>>>>>

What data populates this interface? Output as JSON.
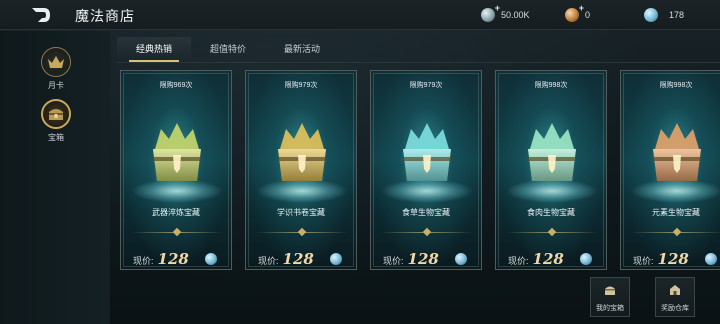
{
  "header": {
    "title": "魔法商店",
    "currencies": [
      {
        "icon": "silver-coin-icon",
        "value": "50.00K",
        "has_plus": true
      },
      {
        "icon": "bronze-coin-icon",
        "value": "0",
        "has_plus": true
      },
      {
        "icon": "crystal-coin-icon",
        "value": "178",
        "has_plus": false
      }
    ]
  },
  "sidebar": {
    "items": [
      {
        "label": "月卡",
        "icon": "crown-icon",
        "active": false
      },
      {
        "label": "宝箱",
        "icon": "treasure-chest-icon",
        "active": true
      }
    ]
  },
  "tabs": [
    {
      "label": "经典热销",
      "active": true
    },
    {
      "label": "超值特价",
      "active": false
    },
    {
      "label": "最新活动",
      "active": false
    }
  ],
  "cards": [
    {
      "limit": "限购969次",
      "name": "武器淬炼宝藏",
      "price_label": "现价:",
      "price": "128",
      "accent": "#c9d86a"
    },
    {
      "limit": "限购979次",
      "name": "学识书卷宝藏",
      "price_label": "现价:",
      "price": "128",
      "accent": "#e4c35a"
    },
    {
      "limit": "限购979次",
      "name": "食草生物宝藏",
      "price_label": "现价:",
      "price": "128",
      "accent": "#7fe0e0"
    },
    {
      "limit": "限购998次",
      "name": "食肉生物宝藏",
      "price_label": "现价:",
      "price": "128",
      "accent": "#9fe8c8"
    },
    {
      "limit": "限购998次",
      "name": "元素生物宝藏",
      "price_label": "现价:",
      "price": "128",
      "accent": "#e6a36a"
    }
  ],
  "bottom_buttons": [
    {
      "label": "我的宝箱",
      "icon": "chest-icon"
    },
    {
      "label": "奖励仓库",
      "icon": "warehouse-icon"
    }
  ],
  "colors": {
    "accent_gold": "#d9c077",
    "price_gold": "#f2d8a6",
    "card_teal": "#114049"
  }
}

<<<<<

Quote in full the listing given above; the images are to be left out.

Final answer:
What data populates this interface? Output as JSON.
{
  "header": {
    "title": "魔法商店",
    "currencies": [
      {
        "icon": "silver-coin-icon",
        "value": "50.00K",
        "has_plus": true
      },
      {
        "icon": "bronze-coin-icon",
        "value": "0",
        "has_plus": true
      },
      {
        "icon": "crystal-coin-icon",
        "value": "178",
        "has_plus": false
      }
    ]
  },
  "sidebar": {
    "items": [
      {
        "label": "月卡",
        "icon": "crown-icon",
        "active": false
      },
      {
        "label": "宝箱",
        "icon": "treasure-chest-icon",
        "active": true
      }
    ]
  },
  "tabs": [
    {
      "label": "经典热销",
      "active": true
    },
    {
      "label": "超值特价",
      "active": false
    },
    {
      "label": "最新活动",
      "active": false
    }
  ],
  "cards": [
    {
      "limit": "限购969次",
      "name": "武器淬炼宝藏",
      "price_label": "现价:",
      "price": "128",
      "accent": "#c9d86a"
    },
    {
      "limit": "限购979次",
      "name": "学识书卷宝藏",
      "price_label": "现价:",
      "price": "128",
      "accent": "#e4c35a"
    },
    {
      "limit": "限购979次",
      "name": "食草生物宝藏",
      "price_label": "现价:",
      "price": "128",
      "accent": "#7fe0e0"
    },
    {
      "limit": "限购998次",
      "name": "食肉生物宝藏",
      "price_label": "现价:",
      "price": "128",
      "accent": "#9fe8c8"
    },
    {
      "limit": "限购998次",
      "name": "元素生物宝藏",
      "price_label": "现价:",
      "price": "128",
      "accent": "#e6a36a"
    }
  ],
  "bottom_buttons": [
    {
      "label": "我的宝箱",
      "icon": "chest-icon"
    },
    {
      "label": "奖励仓库",
      "icon": "warehouse-icon"
    }
  ],
  "colors": {
    "accent_gold": "#d9c077",
    "price_gold": "#f2d8a6",
    "card_teal": "#114049"
  }
}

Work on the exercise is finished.